DATA FOR THIS TASK>

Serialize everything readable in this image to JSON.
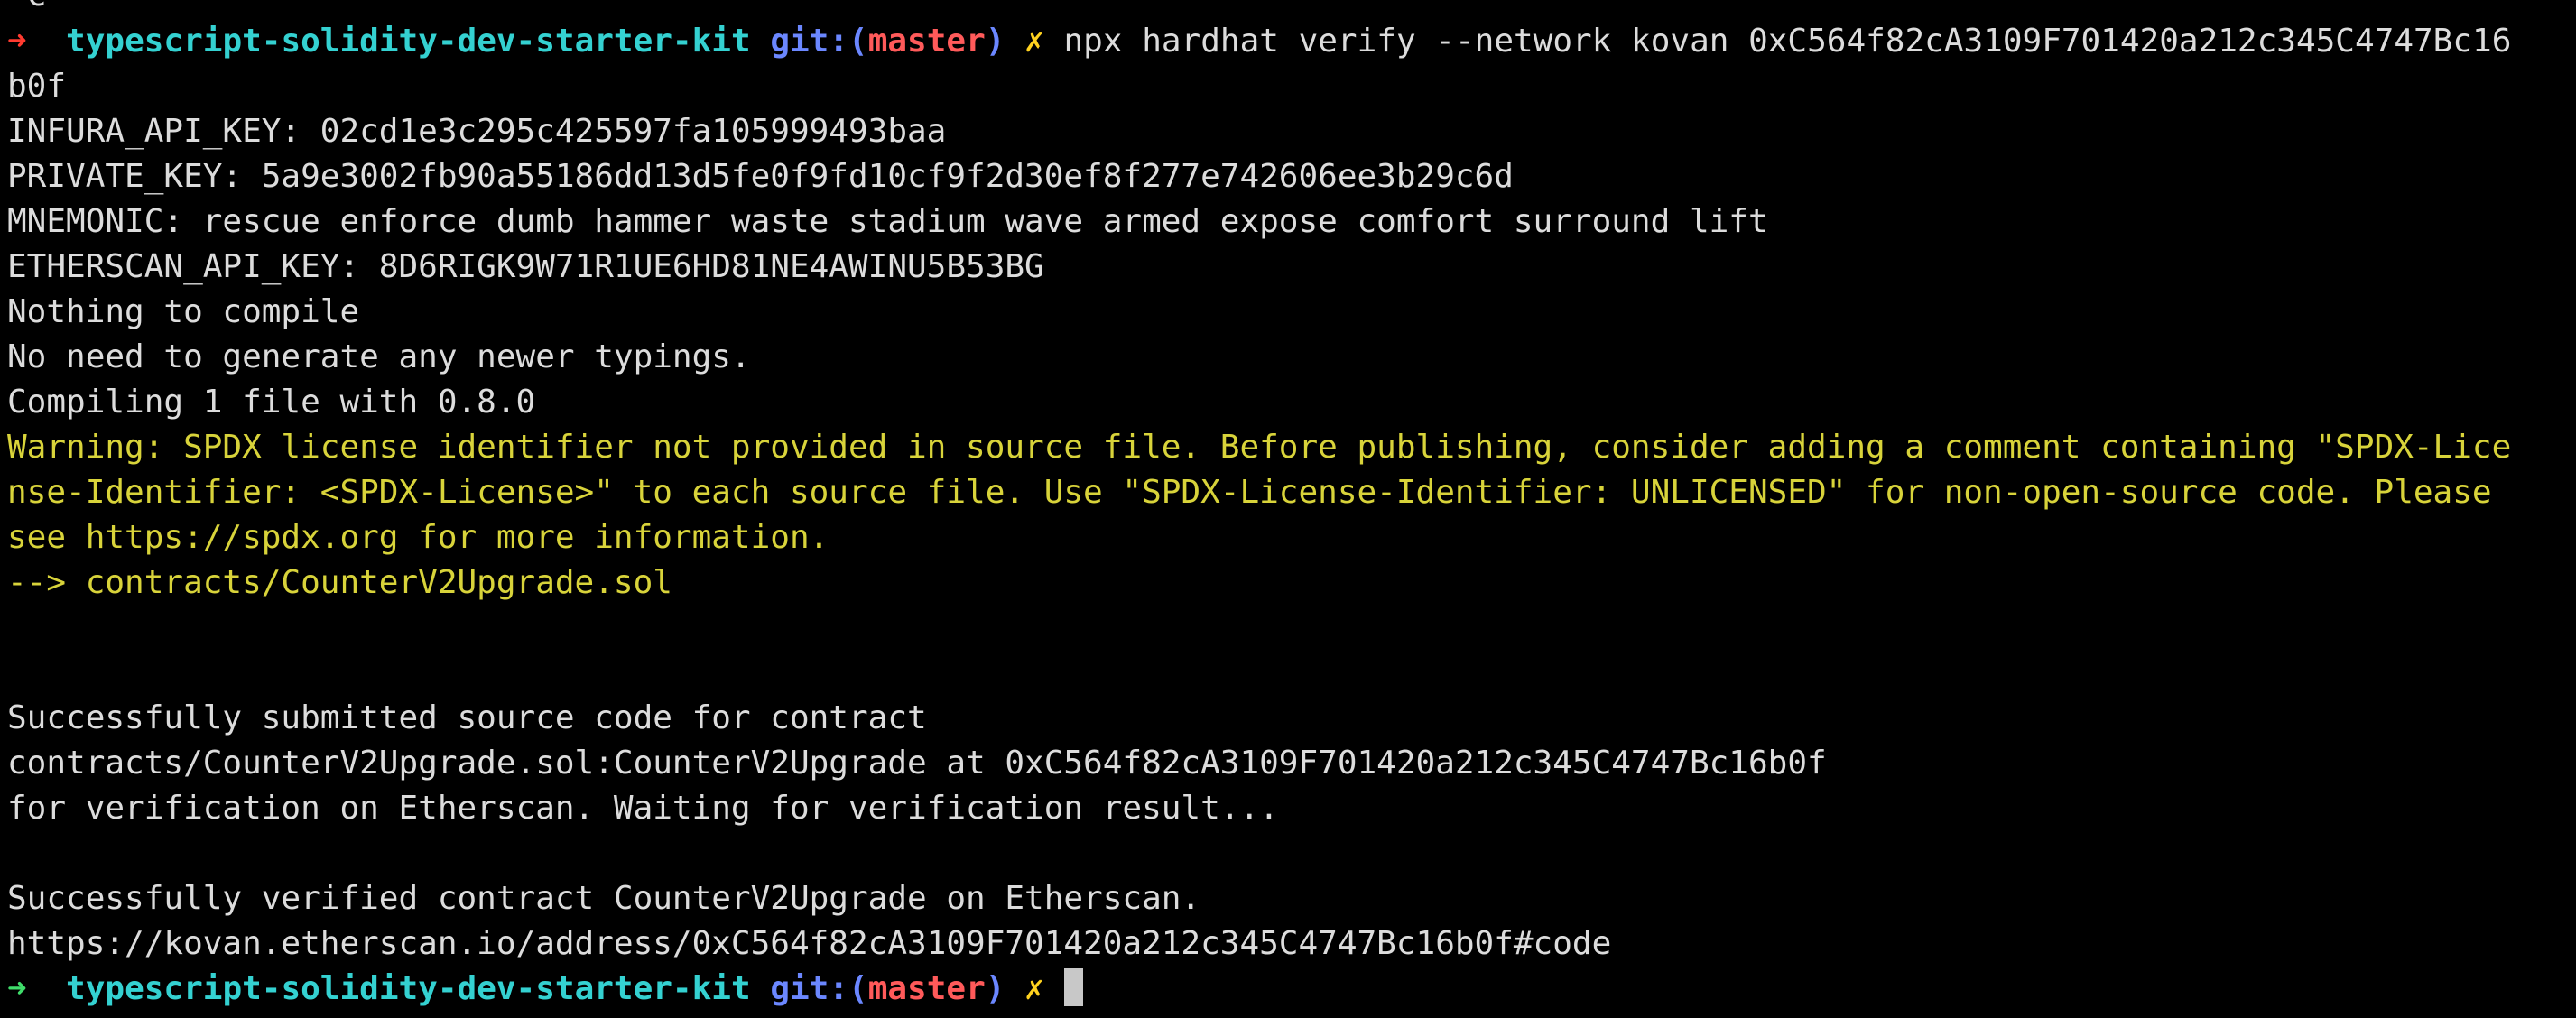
{
  "prompt": {
    "arrow": "➜",
    "directory": "typescript-solidity-dev-starter-kit",
    "git_label": "git:(",
    "branch": "master",
    "git_close": ")",
    "dirty_mark": "✗"
  },
  "top_clipped": "^C",
  "command": "npx hardhat verify --network kovan 0xC564f82cA3109F701420a212c345C4747Bc16",
  "command_wrap": "b0f",
  "output": [
    "INFURA_API_KEY: 02cd1e3c295c425597fa105999493baa",
    "PRIVATE_KEY: 5a9e3002fb90a55186dd13d5fe0f9fd10cf9f2d30ef8f277e742606ee3b29c6d",
    "MNEMONIC: rescue enforce dumb hammer waste stadium wave armed expose comfort surround lift",
    "ETHERSCAN_API_KEY: 8D6RIGK9W71R1UE6HD81NE4AWINU5B53BG",
    "Nothing to compile",
    "No need to generate any newer typings.",
    "Compiling 1 file with 0.8.0"
  ],
  "warning": [
    "Warning: SPDX license identifier not provided in source file. Before publishing, consider adding a comment containing \"SPDX-Lice",
    "nse-Identifier: <SPDX-License>\" to each source file. Use \"SPDX-License-Identifier: UNLICENSED\" for non-open-source code. Please",
    "see https://spdx.org for more information.",
    "--> contracts/CounterV2Upgrade.sol"
  ],
  "result": [
    "Successfully submitted source code for contract",
    "contracts/CounterV2Upgrade.sol:CounterV2Upgrade at 0xC564f82cA3109F701420a212c345C4747Bc16b0f",
    "for verification on Etherscan. Waiting for verification result...",
    "",
    "Successfully verified contract CounterV2Upgrade on Etherscan.",
    "https://kovan.etherscan.io/address/0xC564f82cA3109F701420a212c345C4747Bc16b0f#code"
  ],
  "colors": {
    "background": "#000000",
    "text": "#dcdcdc",
    "arrow_error": "#ff3b30",
    "arrow_ok": "#3fdc6a",
    "directory": "#34d1d1",
    "git": "#6b87ff",
    "branch": "#ff5a5a",
    "dirty": "#ffd21f",
    "warning": "#d8d33a"
  }
}
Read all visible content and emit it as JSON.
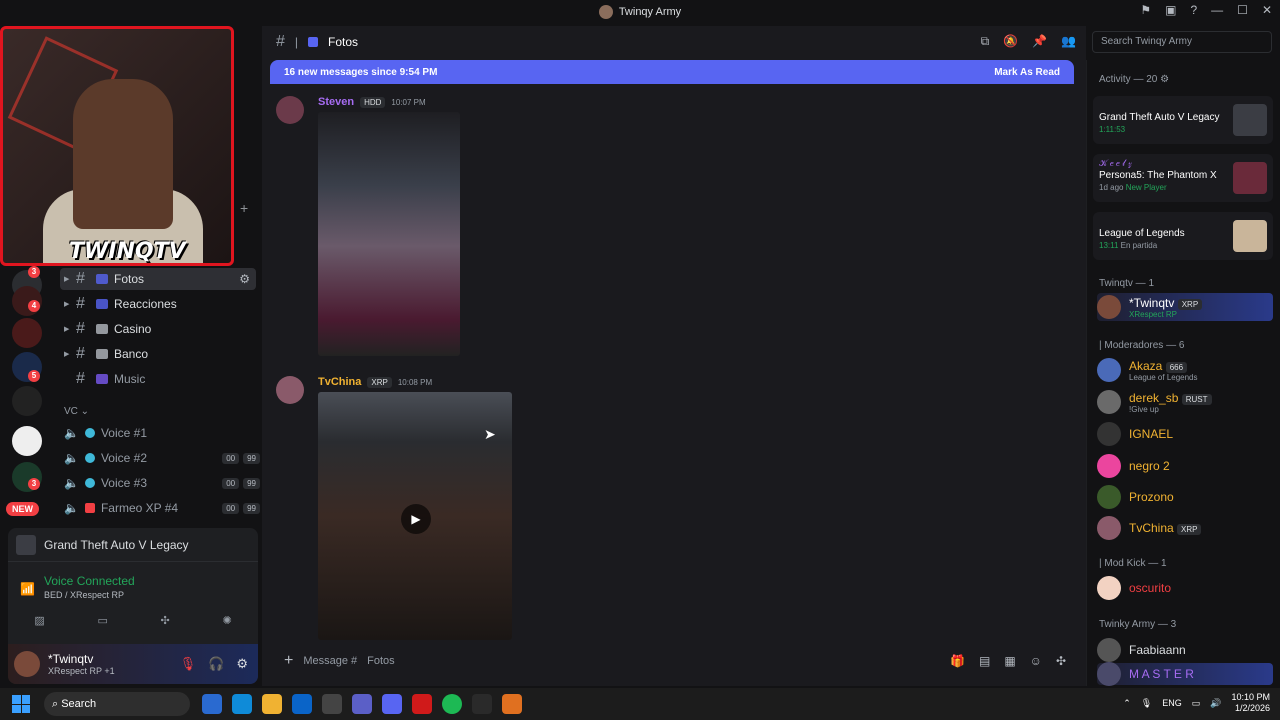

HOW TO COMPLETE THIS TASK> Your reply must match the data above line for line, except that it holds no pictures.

RESPONSE AREA>
Serialize everything readable in this image to JSON.
{
  "prompt": {
    "arrow": "➜",
    "directory": "typescript-solidity-dev-starter-kit",
    "git_label": "git:(",
    "branch": "master",
    "git_close": ")",
    "dirty_mark": "✗"
  },
  "top_clipped": "^C",
  "command": "npx hardhat verify --network kovan 0xC564f82cA3109F701420a212c345C4747Bc16",
  "command_wrap": "b0f",
  "output": [
    "INFURA_API_KEY: 02cd1e3c295c425597fa105999493baa",
    "PRIVATE_KEY: 5a9e3002fb90a55186dd13d5fe0f9fd10cf9f2d30ef8f277e742606ee3b29c6d",
    "MNEMONIC: rescue enforce dumb hammer waste stadium wave armed expose comfort surround lift",
    "ETHERSCAN_API_KEY: 8D6RIGK9W71R1UE6HD81NE4AWINU5B53BG",
    "Nothing to compile",
    "No need to generate any newer typings.",
    "Compiling 1 file with 0.8.0"
  ],
  "warning": [
    "Warning: SPDX license identifier not provided in source file. Before publishing, consider adding a comment containing \"SPDX-Lice",
    "nse-Identifier: <SPDX-License>\" to each source file. Use \"SPDX-License-Identifier: UNLICENSED\" for non-open-source code. Please",
    "see https://spdx.org for more information.",
    "--> contracts/CounterV2Upgrade.sol"
  ],
  "result": [
    "Successfully submitted source code for contract",
    "contracts/CounterV2Upgrade.sol:CounterV2Upgrade at 0xC564f82cA3109F701420a212c345C4747Bc16b0f",
    "for verification on Etherscan. Waiting for verification result...",
    "",
    "Successfully verified contract CounterV2Upgrade on Etherscan.",
    "https://kovan.etherscan.io/address/0xC564f82cA3109F701420a212c345C4747Bc16b0f#code"
  ],
  "colors": {
    "background": "#000000",
    "text": "#dcdcdc",
    "arrow_error": "#ff3b30",
    "arrow_ok": "#3fdc6a",
    "directory": "#34d1d1",
    "git": "#6b87ff",
    "branch": "#ff5a5a",
    "dirty": "#ffd21f",
    "warning": "#d8d33a"
  }
}
Read all visible content and emit it as JSON.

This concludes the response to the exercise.